You quote a few lines from a Prince song in a newsletter you’re preparing for work. Your daughter copies a few sentences from a magazine article into her social studies homework assignment. Your wife records her favorite television show to watch later in the week with a group of her girlfriends.
Are you and your family committing copyright infringement? Or are these acts considered “fair use” of copyrighted works, and therefore non-infringing? The answer is not as straight forward as you might think.
Fair use is a legal doctrine that permits the unlicensed use of copyrighted works under certain circumstances. In its most general sense, fair use allows an individual to use another author’s copyright-protected work, without that author’s permission, for a limited and “transformative” purpose.

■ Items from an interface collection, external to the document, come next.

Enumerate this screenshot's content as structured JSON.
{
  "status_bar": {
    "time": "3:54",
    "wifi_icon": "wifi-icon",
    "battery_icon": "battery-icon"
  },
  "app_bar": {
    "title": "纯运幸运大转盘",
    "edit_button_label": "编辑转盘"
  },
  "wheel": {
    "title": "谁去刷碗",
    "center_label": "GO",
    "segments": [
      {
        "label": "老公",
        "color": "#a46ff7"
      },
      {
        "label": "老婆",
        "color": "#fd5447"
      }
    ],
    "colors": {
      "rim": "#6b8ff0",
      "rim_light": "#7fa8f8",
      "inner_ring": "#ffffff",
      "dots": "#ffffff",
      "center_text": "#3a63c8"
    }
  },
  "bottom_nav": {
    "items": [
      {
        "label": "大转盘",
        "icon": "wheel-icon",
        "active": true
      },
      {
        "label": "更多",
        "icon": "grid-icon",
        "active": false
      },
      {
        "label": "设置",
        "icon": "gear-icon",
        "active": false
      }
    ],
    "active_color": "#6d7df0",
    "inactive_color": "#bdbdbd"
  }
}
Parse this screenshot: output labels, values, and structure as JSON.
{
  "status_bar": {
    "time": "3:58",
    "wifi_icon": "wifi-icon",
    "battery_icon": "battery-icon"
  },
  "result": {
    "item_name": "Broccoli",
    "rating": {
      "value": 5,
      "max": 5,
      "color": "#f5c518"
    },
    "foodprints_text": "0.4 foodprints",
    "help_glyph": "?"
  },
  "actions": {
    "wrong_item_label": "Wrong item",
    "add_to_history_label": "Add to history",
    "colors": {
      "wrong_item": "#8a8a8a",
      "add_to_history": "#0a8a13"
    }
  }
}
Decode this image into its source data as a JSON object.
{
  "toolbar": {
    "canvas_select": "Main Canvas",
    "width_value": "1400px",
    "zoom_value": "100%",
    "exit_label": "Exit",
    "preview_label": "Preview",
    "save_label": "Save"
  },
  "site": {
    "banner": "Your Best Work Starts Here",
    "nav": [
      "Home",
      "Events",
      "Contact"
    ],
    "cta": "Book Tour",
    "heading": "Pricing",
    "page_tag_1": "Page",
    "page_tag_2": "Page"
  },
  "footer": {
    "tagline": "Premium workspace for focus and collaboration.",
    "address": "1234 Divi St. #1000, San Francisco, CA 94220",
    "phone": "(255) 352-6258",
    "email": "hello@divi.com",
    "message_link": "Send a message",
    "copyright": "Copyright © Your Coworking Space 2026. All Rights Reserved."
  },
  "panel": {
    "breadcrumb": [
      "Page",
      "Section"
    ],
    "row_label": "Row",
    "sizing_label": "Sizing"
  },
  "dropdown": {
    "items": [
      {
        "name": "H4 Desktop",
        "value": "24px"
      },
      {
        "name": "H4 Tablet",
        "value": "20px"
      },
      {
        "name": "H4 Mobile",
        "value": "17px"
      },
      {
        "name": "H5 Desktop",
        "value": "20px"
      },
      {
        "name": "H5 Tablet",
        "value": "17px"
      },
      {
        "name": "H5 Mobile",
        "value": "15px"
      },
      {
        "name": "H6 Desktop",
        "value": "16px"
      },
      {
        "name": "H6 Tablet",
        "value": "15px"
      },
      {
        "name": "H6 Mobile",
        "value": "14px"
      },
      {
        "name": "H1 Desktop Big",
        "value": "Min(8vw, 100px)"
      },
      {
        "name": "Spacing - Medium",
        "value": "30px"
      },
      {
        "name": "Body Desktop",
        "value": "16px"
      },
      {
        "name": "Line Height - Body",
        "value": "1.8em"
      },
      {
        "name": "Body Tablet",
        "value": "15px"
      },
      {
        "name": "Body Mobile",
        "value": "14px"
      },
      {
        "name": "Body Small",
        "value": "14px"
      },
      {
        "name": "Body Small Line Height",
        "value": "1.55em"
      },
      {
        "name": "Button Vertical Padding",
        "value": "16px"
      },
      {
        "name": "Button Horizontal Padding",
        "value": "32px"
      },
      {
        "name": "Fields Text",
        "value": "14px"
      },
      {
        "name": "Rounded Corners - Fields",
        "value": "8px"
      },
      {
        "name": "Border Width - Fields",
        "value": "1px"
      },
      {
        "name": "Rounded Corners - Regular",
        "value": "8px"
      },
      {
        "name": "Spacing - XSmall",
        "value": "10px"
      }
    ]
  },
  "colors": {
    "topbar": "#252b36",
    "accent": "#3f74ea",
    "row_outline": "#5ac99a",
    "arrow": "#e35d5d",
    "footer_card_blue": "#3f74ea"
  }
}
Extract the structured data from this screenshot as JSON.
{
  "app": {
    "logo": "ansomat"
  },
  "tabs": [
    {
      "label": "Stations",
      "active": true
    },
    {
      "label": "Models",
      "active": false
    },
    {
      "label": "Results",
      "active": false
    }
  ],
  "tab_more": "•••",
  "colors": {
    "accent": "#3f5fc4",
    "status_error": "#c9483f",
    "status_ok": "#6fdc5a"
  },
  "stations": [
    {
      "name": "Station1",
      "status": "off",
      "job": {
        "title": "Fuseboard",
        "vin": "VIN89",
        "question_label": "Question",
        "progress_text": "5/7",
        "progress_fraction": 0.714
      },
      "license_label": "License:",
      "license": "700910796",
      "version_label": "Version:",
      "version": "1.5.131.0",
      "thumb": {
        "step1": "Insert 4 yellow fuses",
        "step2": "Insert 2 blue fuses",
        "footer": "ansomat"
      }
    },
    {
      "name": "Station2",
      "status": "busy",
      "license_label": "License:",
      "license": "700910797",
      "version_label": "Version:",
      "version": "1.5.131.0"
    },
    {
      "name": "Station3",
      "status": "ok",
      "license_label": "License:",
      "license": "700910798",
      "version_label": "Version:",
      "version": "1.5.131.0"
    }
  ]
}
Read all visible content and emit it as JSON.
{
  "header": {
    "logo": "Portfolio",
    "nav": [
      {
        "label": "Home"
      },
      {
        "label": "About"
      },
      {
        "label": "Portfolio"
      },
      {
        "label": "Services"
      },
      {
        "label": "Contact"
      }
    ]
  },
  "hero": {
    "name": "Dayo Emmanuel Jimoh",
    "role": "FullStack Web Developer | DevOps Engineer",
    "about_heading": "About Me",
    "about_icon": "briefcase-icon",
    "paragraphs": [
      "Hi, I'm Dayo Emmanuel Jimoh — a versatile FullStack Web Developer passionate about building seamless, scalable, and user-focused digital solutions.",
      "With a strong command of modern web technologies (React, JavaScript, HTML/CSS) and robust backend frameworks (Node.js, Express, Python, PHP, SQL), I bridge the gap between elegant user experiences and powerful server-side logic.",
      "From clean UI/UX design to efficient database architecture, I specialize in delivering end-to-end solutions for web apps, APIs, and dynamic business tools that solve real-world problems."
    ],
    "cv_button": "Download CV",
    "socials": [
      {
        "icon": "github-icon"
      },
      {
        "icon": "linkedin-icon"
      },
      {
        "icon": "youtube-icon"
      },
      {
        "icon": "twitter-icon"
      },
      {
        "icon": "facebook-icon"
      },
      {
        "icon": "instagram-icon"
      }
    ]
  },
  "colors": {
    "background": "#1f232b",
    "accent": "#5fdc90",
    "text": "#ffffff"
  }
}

Although what exactly constitutes fair use is ambiguous (indeed, the subject of fair use has been litigated extensively over the years), the Copyright Act does provide examples of certain types of uses that may qualify as fair use:
- Commentary and criticism -- quoting or excerpting a work in a review for purposes of illustration or comment.
- News reporting -- summarizing an article or story in a news report.
- Nonprofit educational uses -- photocopying limited portions of written works by teachers for use in classrooms.
- Parody -- a work that ridicules a preexisting work by imitating or mocking it in a comedic manner.
- Research and scholarship -- quoting a written work in a scholarly, scientific or technical article for illustrative purposes.
Do our above-mentioned examples qualify as fair uses? There is no easy “yes” or “no” answer. And the answer to each may depend on the exact circumstances surrounding each incident. If you have questions concerning fair use of copyrighted materials, or if you have been accused of copyright infringement or believe someone else is infringing your copyright, your best bet is to contact an experienced copyright attorney for detailed advice.